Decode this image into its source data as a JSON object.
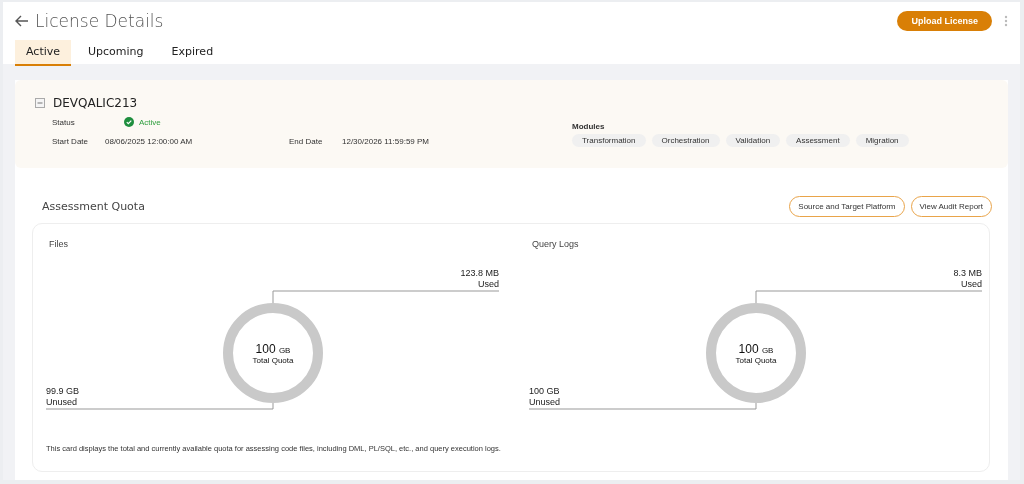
{
  "header": {
    "title": "License Details",
    "upload_button": "Upload License"
  },
  "tabs": [
    {
      "label": "Active",
      "selected": true
    },
    {
      "label": "Upcoming",
      "selected": false
    },
    {
      "label": "Expired",
      "selected": false
    }
  ],
  "license": {
    "name": "DEVQALIC213",
    "expanded": true,
    "status_label": "Status",
    "status": "Active",
    "start_label": "Start Date",
    "start": "08/06/2025 12:00:00 AM",
    "end_label": "End Date",
    "end": "12/30/2026 11:59:59 PM",
    "modules_label": "Modules",
    "modules": [
      "Transformation",
      "Orchestration",
      "Validation",
      "Assessment",
      "Migration"
    ]
  },
  "quota": {
    "title": "Assessment Quota",
    "buttons": [
      "Source and Target Platform",
      "View Audit Report"
    ],
    "panels": [
      {
        "title": "Files",
        "used": "123.8 MB",
        "used_label": "Used",
        "unused": "99.9 GB",
        "unused_label": "Unused",
        "total": "100",
        "total_unit": "GB",
        "total_label": "Total Quota"
      },
      {
        "title": "Query Logs",
        "used": "8.3 MB",
        "used_label": "Used",
        "unused": "100 GB",
        "unused_label": "Unused",
        "total": "100",
        "total_unit": "GB",
        "total_label": "Total Quota"
      }
    ],
    "note": "This card displays the total and currently available quota for assessing code files, including DML, PL/SQL, etc., and query execution logs."
  }
}
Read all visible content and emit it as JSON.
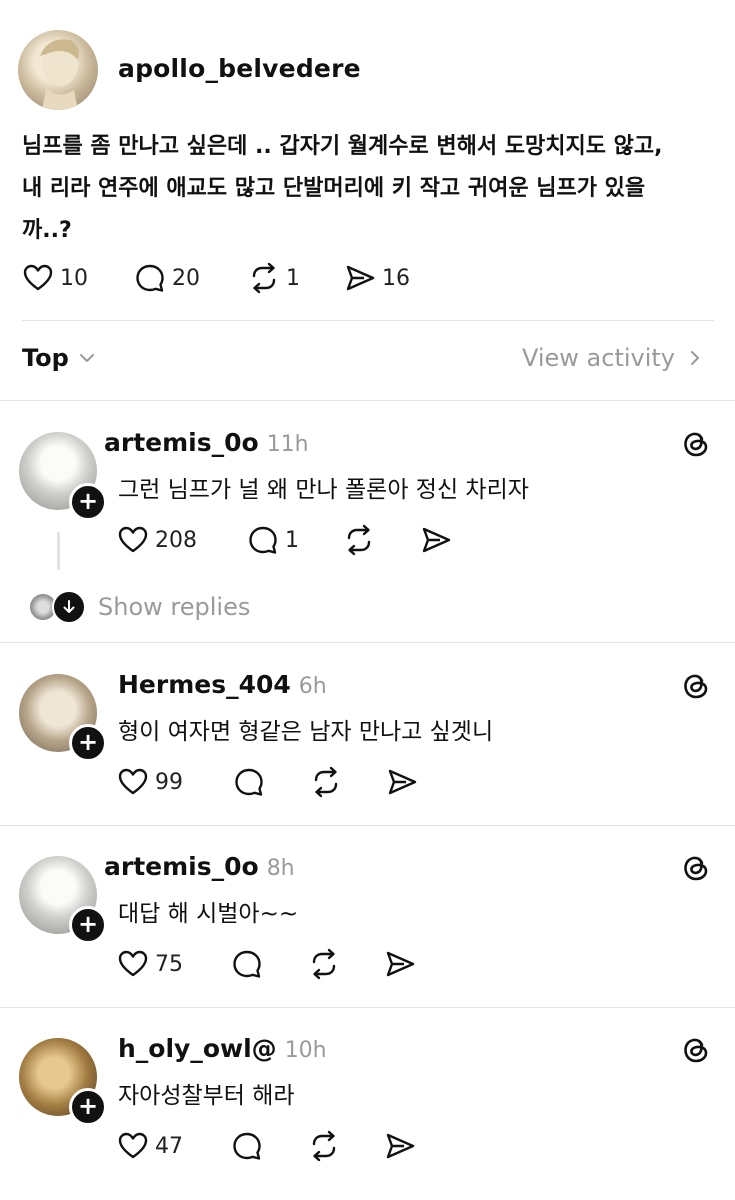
{
  "post": {
    "username": "apollo_belvedere",
    "text_line1": "님프를 좀 만나고 싶은데 .. 갑자기 월계수로 변해서 도망치지도 않고,",
    "text_line2": "내 리라 연주에 애교도 많고 단발머리에 키 작고 귀여운 님프가 있을",
    "text_line3": "까..?",
    "likes": "10",
    "comments": "20",
    "reposts": "1",
    "shares": "16"
  },
  "sort": {
    "label": "Top",
    "view_activity": "View activity"
  },
  "replies": [
    {
      "username": "artemis_0o",
      "time": "11h",
      "text": "그런 님프가 널 왜 만나 폴론아 정신 차리자",
      "likes": "208",
      "comments": "1"
    },
    {
      "username": "Hermes_404",
      "time": "6h",
      "text": "형이 여자면 형같은 남자 만나고 싶겟니",
      "likes": "99"
    },
    {
      "username": "artemis_0o",
      "time": "8h",
      "text": "대답 해 시벌아~~",
      "likes": "75"
    },
    {
      "username": "h_oly_owl@",
      "time": "10h",
      "text": "자아성찰부터 해라",
      "likes": "47"
    }
  ],
  "show_replies": "Show replies",
  "icons": [
    "heart-icon",
    "comment-icon",
    "repost-icon",
    "share-icon",
    "threads-icon",
    "chevron-down-icon",
    "chevron-right-icon",
    "arrow-down-icon",
    "plus-icon"
  ]
}
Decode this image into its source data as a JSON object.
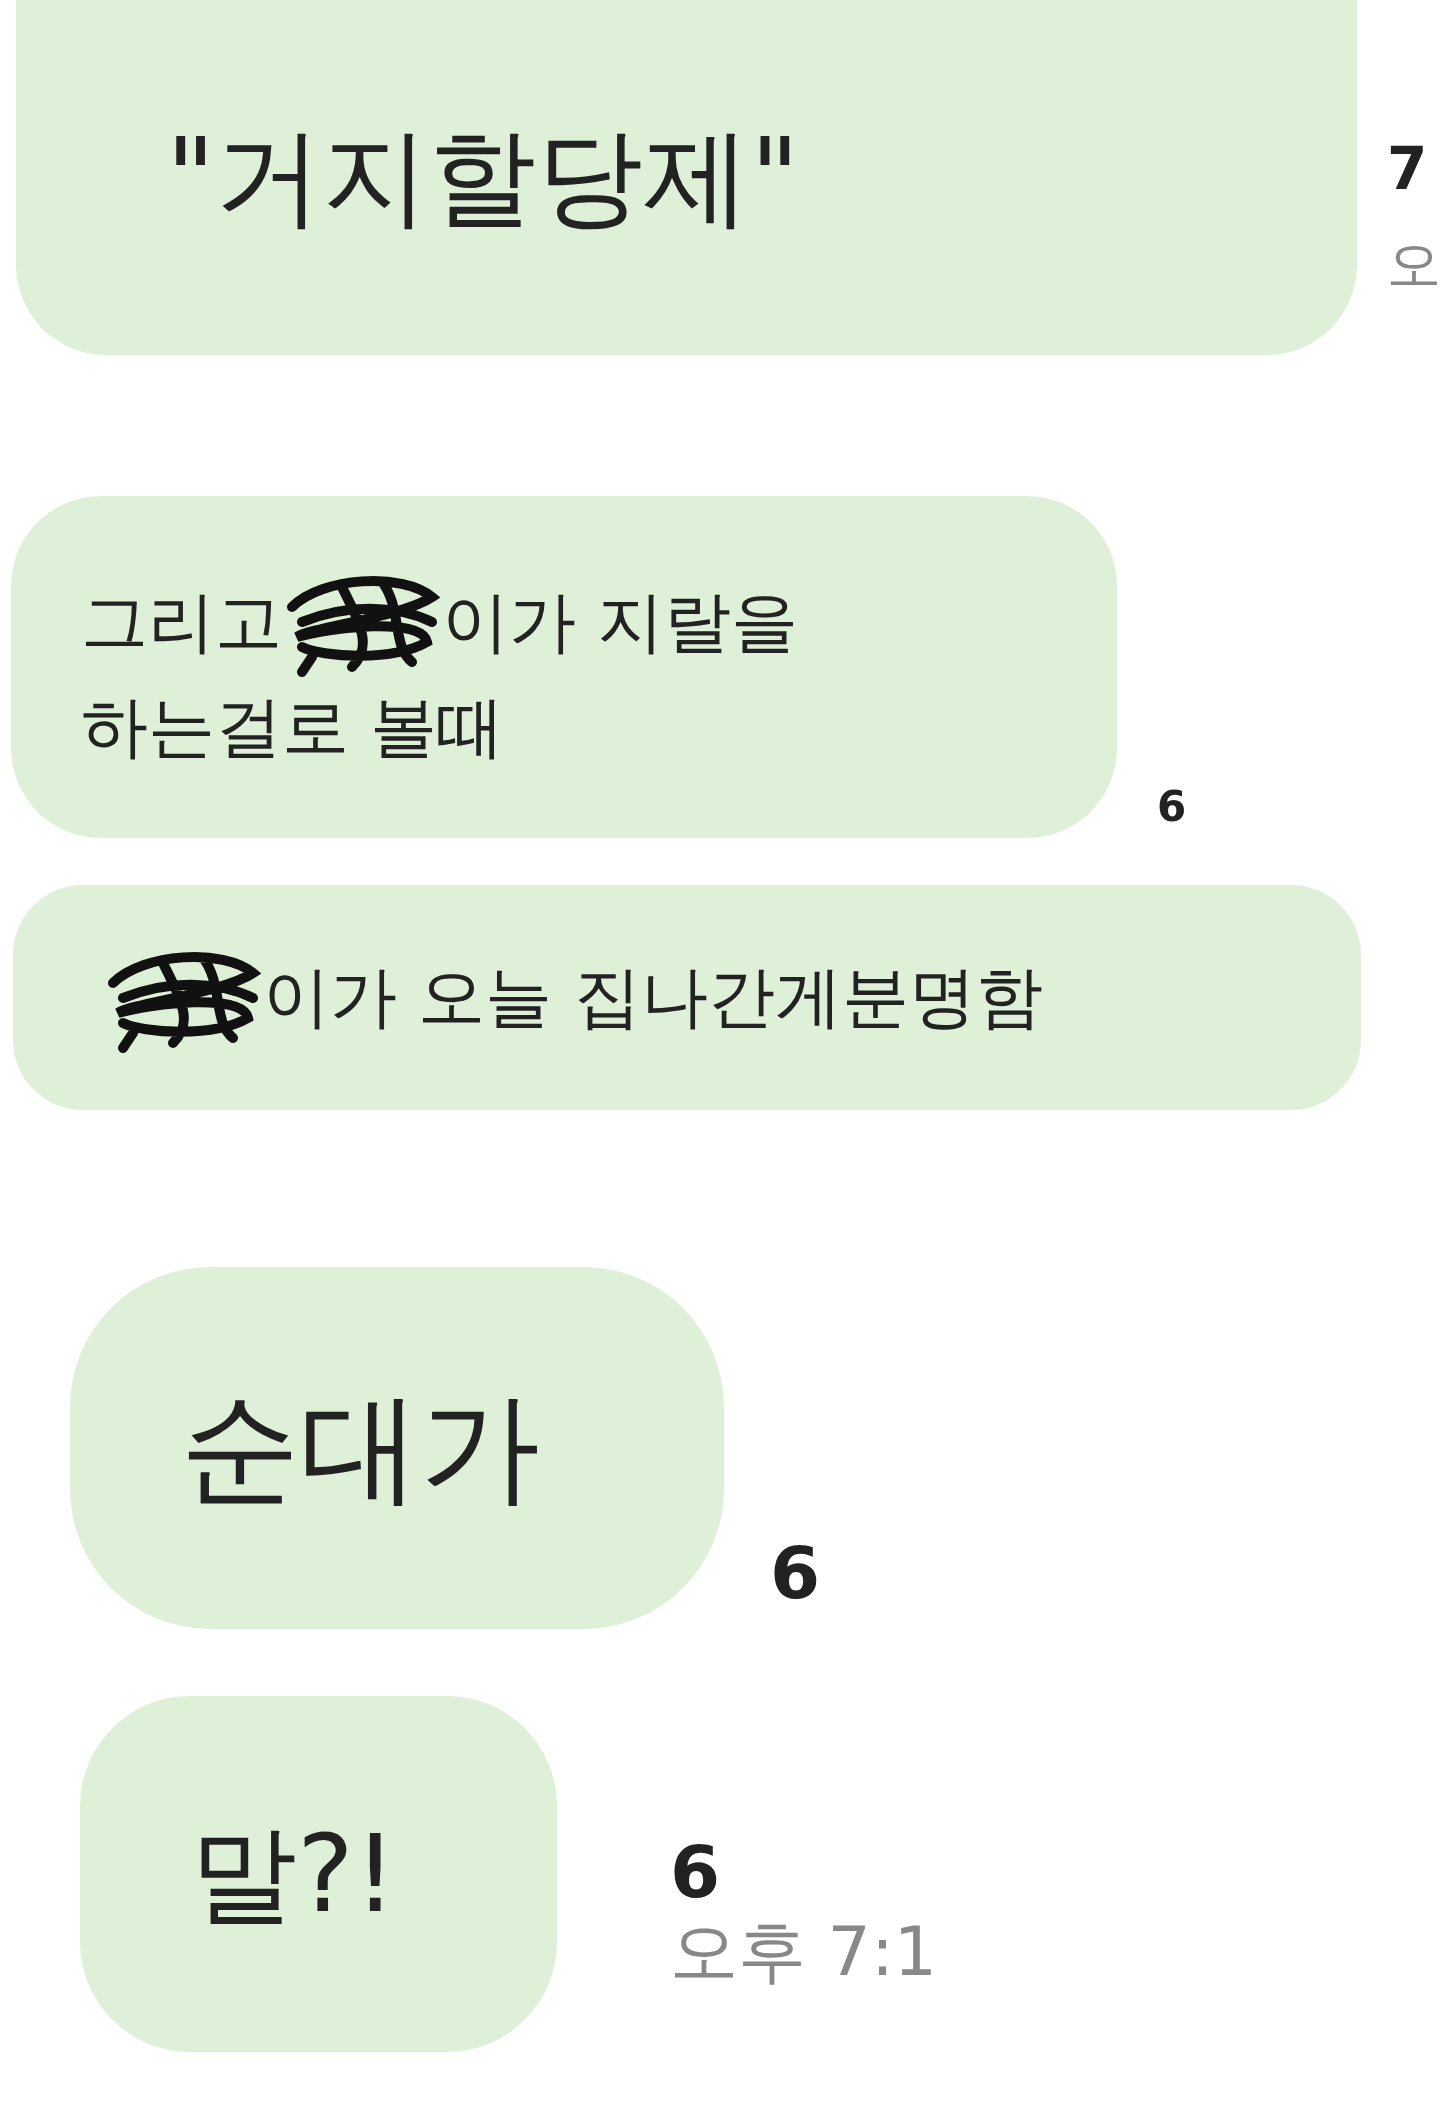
{
  "messages": [
    {
      "kind": "big",
      "lines": [
        [
          {
            "kind": "text",
            "text": "\"거지할당제\""
          }
        ]
      ],
      "side": [
        {
          "kind": "count",
          "text": "7"
        },
        {
          "kind": "time",
          "text": "오"
        }
      ]
    },
    {
      "kind": "normal",
      "lines": [
        [
          {
            "kind": "text",
            "text": "그리고"
          },
          {
            "kind": "redacted"
          },
          {
            "kind": "text",
            "text": "이가 지랄을"
          }
        ],
        [
          {
            "kind": "text",
            "text": "하는걸로 볼때"
          }
        ]
      ],
      "side": [
        {
          "kind": "count",
          "text": "6"
        }
      ]
    },
    {
      "kind": "normal",
      "lines": [
        [
          {
            "kind": "redacted"
          },
          {
            "kind": "text",
            "text": "이가 오늘 집나간게분명함"
          }
        ]
      ]
    },
    {
      "kind": "big",
      "lines": [
        [
          {
            "kind": "text",
            "text": "순대가"
          }
        ]
      ],
      "side": [
        {
          "kind": "count",
          "text": "6"
        }
      ]
    },
    {
      "kind": "big",
      "lines": [
        [
          {
            "kind": "text",
            "text": "말?!"
          }
        ]
      ],
      "side": [
        {
          "kind": "count",
          "text": "6"
        },
        {
          "kind": "time",
          "text": "오후 7:1"
        }
      ]
    }
  ]
}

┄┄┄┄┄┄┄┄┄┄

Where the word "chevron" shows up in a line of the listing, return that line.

Written answer »
    "chevron-down-icon",
    "chevron-right-icon",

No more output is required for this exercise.